Introduced for the 1970 model year, the Dodge Challenger was the last muscle car to emerge in the golden era. And some say it arrived a bit late to the party because Chrysler discontinued its high-compression V8 engine after the 1971 model year.
Alongside the 440-cubic-inch (7.2-liter) Six-Pack and 426-cubic-inch (7.0-liter) HEMI, the Challenger also lost the R/T trim and the convertible body style for 1972. All told, even though the first-gen nameplate remained in production through 1974, the 1970 and 1971 versions are by far the most desirable.

The HEMI Challenger takes the top spot due to its impressive performance figures and scarcity. With only 356 built in 1970 and just 71 delivered in 1971, the HEMI Challenger is a six-figure collector’s item. The convertible version, produced in nine units, is pretty much a unicorn.

However, the engine (or drivetrain combo) is not the only feature that can make a Dodge Challenger rare. In the case of this 1971 hardtop, the culprit is a feature you will probably miss at first glance.

A stunning restoration sporting its factory-original Citron Yella over white color combo, this Challenger is already rare thanks to its R/T trim and model year. While 1970 R/T production reached 18,512 units, Dodge sold only 4,892 range-topping models for the 1971 model year.

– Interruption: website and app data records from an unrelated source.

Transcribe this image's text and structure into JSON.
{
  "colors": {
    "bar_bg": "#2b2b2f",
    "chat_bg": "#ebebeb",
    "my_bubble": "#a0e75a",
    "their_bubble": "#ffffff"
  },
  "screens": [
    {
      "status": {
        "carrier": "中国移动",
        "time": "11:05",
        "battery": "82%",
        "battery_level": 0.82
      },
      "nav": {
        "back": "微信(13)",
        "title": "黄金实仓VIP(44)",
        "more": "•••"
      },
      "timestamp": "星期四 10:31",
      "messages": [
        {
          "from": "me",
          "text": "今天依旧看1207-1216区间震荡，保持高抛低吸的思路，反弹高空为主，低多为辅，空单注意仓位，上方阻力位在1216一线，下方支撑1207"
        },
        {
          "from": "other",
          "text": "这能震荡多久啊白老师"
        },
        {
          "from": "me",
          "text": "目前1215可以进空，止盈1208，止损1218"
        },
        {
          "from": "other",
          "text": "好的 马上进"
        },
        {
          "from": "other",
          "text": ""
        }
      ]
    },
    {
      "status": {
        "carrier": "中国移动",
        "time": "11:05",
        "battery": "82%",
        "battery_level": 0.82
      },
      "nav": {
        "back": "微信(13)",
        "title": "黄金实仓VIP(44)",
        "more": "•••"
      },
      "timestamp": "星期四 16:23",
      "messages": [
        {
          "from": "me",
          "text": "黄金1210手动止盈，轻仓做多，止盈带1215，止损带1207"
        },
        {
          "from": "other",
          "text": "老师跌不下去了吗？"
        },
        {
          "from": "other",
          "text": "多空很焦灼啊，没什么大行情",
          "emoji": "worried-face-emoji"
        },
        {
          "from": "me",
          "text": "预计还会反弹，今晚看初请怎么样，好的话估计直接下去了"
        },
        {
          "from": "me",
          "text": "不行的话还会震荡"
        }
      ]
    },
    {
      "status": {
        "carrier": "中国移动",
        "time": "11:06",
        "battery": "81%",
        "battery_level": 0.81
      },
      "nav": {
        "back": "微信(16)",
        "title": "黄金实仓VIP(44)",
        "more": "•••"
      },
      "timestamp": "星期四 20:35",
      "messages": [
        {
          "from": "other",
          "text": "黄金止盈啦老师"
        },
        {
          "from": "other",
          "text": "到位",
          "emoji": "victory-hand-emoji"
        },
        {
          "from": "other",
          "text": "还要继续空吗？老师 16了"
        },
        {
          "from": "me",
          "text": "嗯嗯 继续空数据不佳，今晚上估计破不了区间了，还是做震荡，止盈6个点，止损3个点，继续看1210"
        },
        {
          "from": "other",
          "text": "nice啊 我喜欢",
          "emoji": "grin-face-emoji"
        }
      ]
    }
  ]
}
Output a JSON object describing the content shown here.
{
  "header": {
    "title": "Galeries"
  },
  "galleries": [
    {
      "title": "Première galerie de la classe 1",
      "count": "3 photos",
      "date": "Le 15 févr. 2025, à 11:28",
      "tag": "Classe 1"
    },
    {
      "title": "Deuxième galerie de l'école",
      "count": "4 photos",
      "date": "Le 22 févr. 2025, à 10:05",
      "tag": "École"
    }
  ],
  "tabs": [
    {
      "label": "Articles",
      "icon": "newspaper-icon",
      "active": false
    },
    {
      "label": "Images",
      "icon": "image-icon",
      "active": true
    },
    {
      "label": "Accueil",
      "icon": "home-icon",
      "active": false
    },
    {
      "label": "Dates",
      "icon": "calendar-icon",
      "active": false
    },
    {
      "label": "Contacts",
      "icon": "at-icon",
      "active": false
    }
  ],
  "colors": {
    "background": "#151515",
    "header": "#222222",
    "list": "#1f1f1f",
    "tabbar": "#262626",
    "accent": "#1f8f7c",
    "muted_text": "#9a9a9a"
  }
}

Although it doesn’t include the highly desirable 440 Six-Pack or 426 HEMI, the drivetrain combo narrows that figure even more. Documents show that only 2,450 examples got the 383-cubic-inch (6.3-liter) big-block V8, of which 1,985 were paired with the three-speed automatic transmission.


Rated at 335 horsepower, the 383 was the base R/T engine that year. It wasn’t the least powerful, though. That position went to the 340-cubic-inch (5.6-liter) small-block, which Dodge treated as a more fuel-efficient performance option.

Granted, 1,985 units are far from impressive compared to other muscle cars from the golden era, but this is where the factory option I mentioned earlier comes in. This Challenger sports a sunroof, which makes it one of only 31 units fitted with such an item. Yup, Dodge was offering a sunroof on various models at the time, but they weren’t exactly popular.

It’s unclear if this figure applied to the entire R/T production run or just 383-equipped cars. According to the Mopar Sunroof Registry, Dodge sold 63 sunroof Challengers in 1971, 27 of which had the R/T package. It’s close enough, I guess, and the discrepancy is too small to affect the vehicle’s status.

In addition to the sunroof, this Mopar still has the original broadcast sheet and twin fender tags, which make it a highly documented collectible. Not surprisingly, the Challenger crossed the auction block for $93,500 in early 2024, a notable amount of dough for a 383-equipped R/T. You can see it sitting pretty in the video below.